National Geographic : 2015 Jun
Marijuana 51 a trauma, an aversive memory of some kind. The cannabinoid system is crucial in helping us push bad memories away.” But it’s Guzmán’s brain tumor research that has captured headlines—and the interest of pharmaceutical companies. Through his years of research he has ascertained that a combina- tion of THC, CBD, and temozolomide (a mod- erately successful conventional drug) works best in treating brain tumors in mice. A cocktail composed of these three compounds appears to attack brain cancer cells in multiple ways, pre- venting their spread but also triggering them, in effect, to commit suicide. Now a groundbreaking clinical trial based on Guzmán’s work is under way at St. James’s University Hospital, in Leeds, England. Neuro- oncologists are treating patients who have aggressive brain tumors with temozolomide and Sativex, a THC-CBD oral spray developed by GW Pharmaceuticals. Guzmán cautions against overoptimism but welcomes the beginning of human studies. “ We have to be objective,” he says. “At least the mind- set is opening around the world, and funding agencies now know that cannabis, as a drug, is Helped by her granddaughters, Mari Schwarting (opposite) prepares soil for a family business that makes cannabis-based creams and salves in Washington State, which has legalized the drug.
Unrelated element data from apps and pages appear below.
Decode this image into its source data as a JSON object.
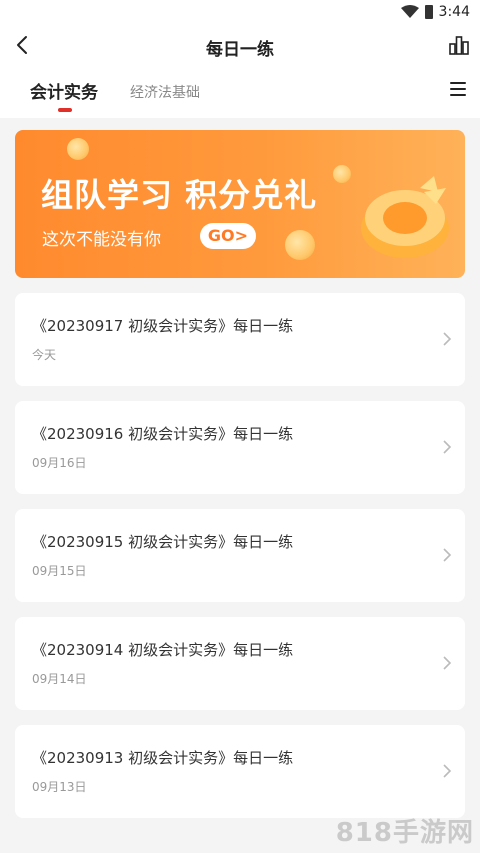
{
  "status_bar": {
    "time": "3:44"
  },
  "header": {
    "title": "每日一练"
  },
  "tabs": [
    {
      "label": "会计实务",
      "active": true
    },
    {
      "label": "经济法基础",
      "active": false
    }
  ],
  "banner": {
    "headline": "组队学习 积分兑礼",
    "subtitle": "这次不能没有你",
    "go_label": "GO>"
  },
  "practice_list": [
    {
      "title": "《20230917 初级会计实务》每日一练",
      "date": "今天"
    },
    {
      "title": "《20230916 初级会计实务》每日一练",
      "date": "09月16日"
    },
    {
      "title": "《20230915 初级会计实务》每日一练",
      "date": "09月15日"
    },
    {
      "title": "《20230914 初级会计实务》每日一练",
      "date": "09月14日"
    },
    {
      "title": "《20230913 初级会计实务》每日一练",
      "date": "09月13日"
    }
  ],
  "watermark": "818手游网",
  "colors": {
    "accent": "#e0302a",
    "banner_orange": "#ff8a2e",
    "background": "#f4f4f4"
  },
  "icons": [
    "back-arrow-icon",
    "stats-icon",
    "menu-icon",
    "chevron-right-icon",
    "wifi-icon",
    "battery-icon"
  ]
}
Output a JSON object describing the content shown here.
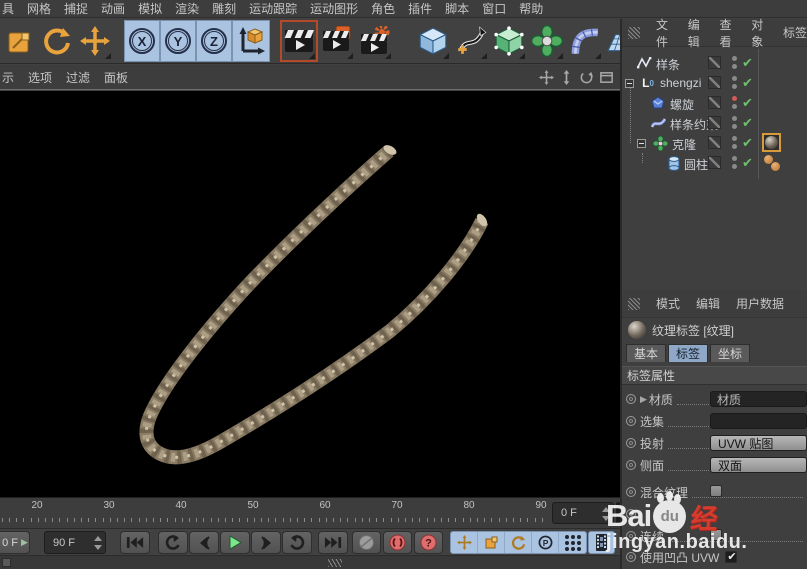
{
  "menubar": {
    "items": [
      "具",
      "网格",
      "捕捉",
      "动画",
      "模拟",
      "渲染",
      "雕刻",
      "运动跟踪",
      "运动图形",
      "角色",
      "插件",
      "脚本",
      "窗口",
      "帮助"
    ]
  },
  "toolbar": {
    "axis_labels": [
      "X",
      "Y",
      "Z"
    ],
    "tools": [
      "scale-tool",
      "rotate-tool",
      "move-tool",
      "lock-x-axis",
      "lock-y-axis",
      "lock-z-axis",
      "coordinate-system",
      "render-view",
      "render-to-picture-viewer",
      "edit-render-settings",
      "add-cube",
      "add-spline-pen",
      "add-subdivision-surface",
      "add-mograph-cloner",
      "add-bend-deformer",
      "add-floor",
      "add-camera"
    ]
  },
  "viewport": {
    "menu_items": [
      "示",
      "选项",
      "过滤",
      "面板"
    ],
    "nav": [
      "pan",
      "dolly",
      "orbit",
      "toggle-views"
    ]
  },
  "object_manager": {
    "menu_items": [
      "文件",
      "编辑",
      "查看",
      "对象",
      "标签"
    ],
    "tree": [
      {
        "label": "样条"
      },
      {
        "label": "shengzi"
      },
      {
        "label": "螺旋"
      },
      {
        "label": "样条约束"
      },
      {
        "label": "克隆"
      },
      {
        "label": "圆柱"
      }
    ]
  },
  "attributes": {
    "menu_items": [
      "模式",
      "编辑",
      "用户数据"
    ],
    "title": "纹理标签 [纹理]",
    "tabs": [
      "基本",
      "标签",
      "坐标"
    ],
    "active_tab": "标签",
    "section_title": "标签属性",
    "props": [
      {
        "label": "材质",
        "value": "材质",
        "control": "field"
      },
      {
        "label": "选集",
        "value": "",
        "control": "field"
      },
      {
        "label": "投射",
        "value": "UVW 贴图",
        "control": "dropdown"
      },
      {
        "label": "侧面",
        "value": "双面",
        "control": "dropdown"
      },
      {
        "label": "混合纹理",
        "control": "checkbox",
        "checked": false
      },
      {
        "label": "连续",
        "control": "checkbox",
        "checked": false
      },
      {
        "label": "使用凹凸 UVW",
        "control": "checkbox",
        "checked": true
      }
    ]
  },
  "timeline": {
    "tick_labels": [
      "20",
      "30",
      "40",
      "50",
      "60",
      "70",
      "80",
      "90"
    ],
    "frame_field": "0 F"
  },
  "transport": {
    "current_frame": "0 F",
    "end_frame": "90 F"
  },
  "watermark": {
    "brand_prefix": "Bai",
    "brand_suffix": "du",
    "brand_cn": "经",
    "site": "jingyan.baidu."
  },
  "colors": {
    "accent_orange": "#e8a33d",
    "axis_blue": "#a9c3e0",
    "check_green": "#6fbf6f",
    "record_red": "#e06d6d",
    "rope_base": "#8a7b64",
    "tab_active": "#8fa8c8",
    "viewport_bg": "#000000"
  }
}
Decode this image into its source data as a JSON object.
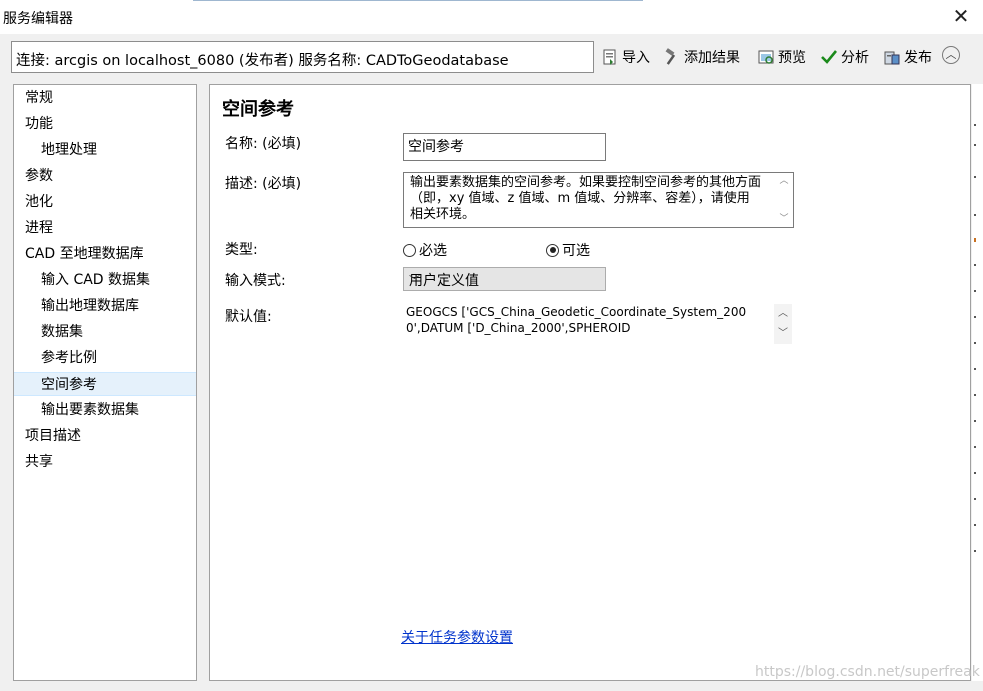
{
  "window": {
    "title": "服务编辑器",
    "close_glyph": "✕"
  },
  "connection": {
    "text": "连接: arcgis on localhost_6080 (发布者)   服务名称: CADToGeodatabase"
  },
  "toolbar": {
    "import": "导入",
    "add_result": "添加结果",
    "preview": "预览",
    "analyze": "分析",
    "publish": "发布",
    "collapse_glyph": "︿"
  },
  "nav": {
    "items": [
      {
        "label": "常规"
      },
      {
        "label": "功能"
      },
      {
        "label": "地理处理"
      },
      {
        "label": "参数"
      },
      {
        "label": "池化"
      },
      {
        "label": "进程"
      },
      {
        "label": "CAD 至地理数据库"
      },
      {
        "label": "输入 CAD 数据集"
      },
      {
        "label": "输出地理数据库"
      },
      {
        "label": "数据集"
      },
      {
        "label": "参考比例"
      },
      {
        "label": "空间参考"
      },
      {
        "label": "输出要素数据集"
      },
      {
        "label": "项目描述"
      },
      {
        "label": "共享"
      }
    ]
  },
  "panel": {
    "heading": "空间参考",
    "name_label": "名称: (必填)",
    "name_value": "空间参考",
    "desc_label": "描述: (必填)",
    "desc_value": "输出要素数据集的空间参考。如果要控制空间参考的其他方面（即，xy 值域、z 值域、m 值域、分辨率、容差），请使用相关环境。",
    "type_label": "类型:",
    "type_required": "必选",
    "type_optional": "可选",
    "mode_label": "输入模式:",
    "mode_value": "用户定义值",
    "default_label": "默认值:",
    "default_value": "GEOGCS ['GCS_China_Geodetic_Coordinate_System_2000',DATUM ['D_China_2000',SPHEROID",
    "help_link": "关于任务参数设置"
  },
  "watermark": "https://blog.csdn.net/superfreak",
  "colors": {
    "selection": "#e5f1fb",
    "link": "#0033cc",
    "window_bg": "#f0f0f0"
  }
}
Members of a Seattle cannabis business association called Women of Weed (above) gather to share trade secrets—and intoxicating talk.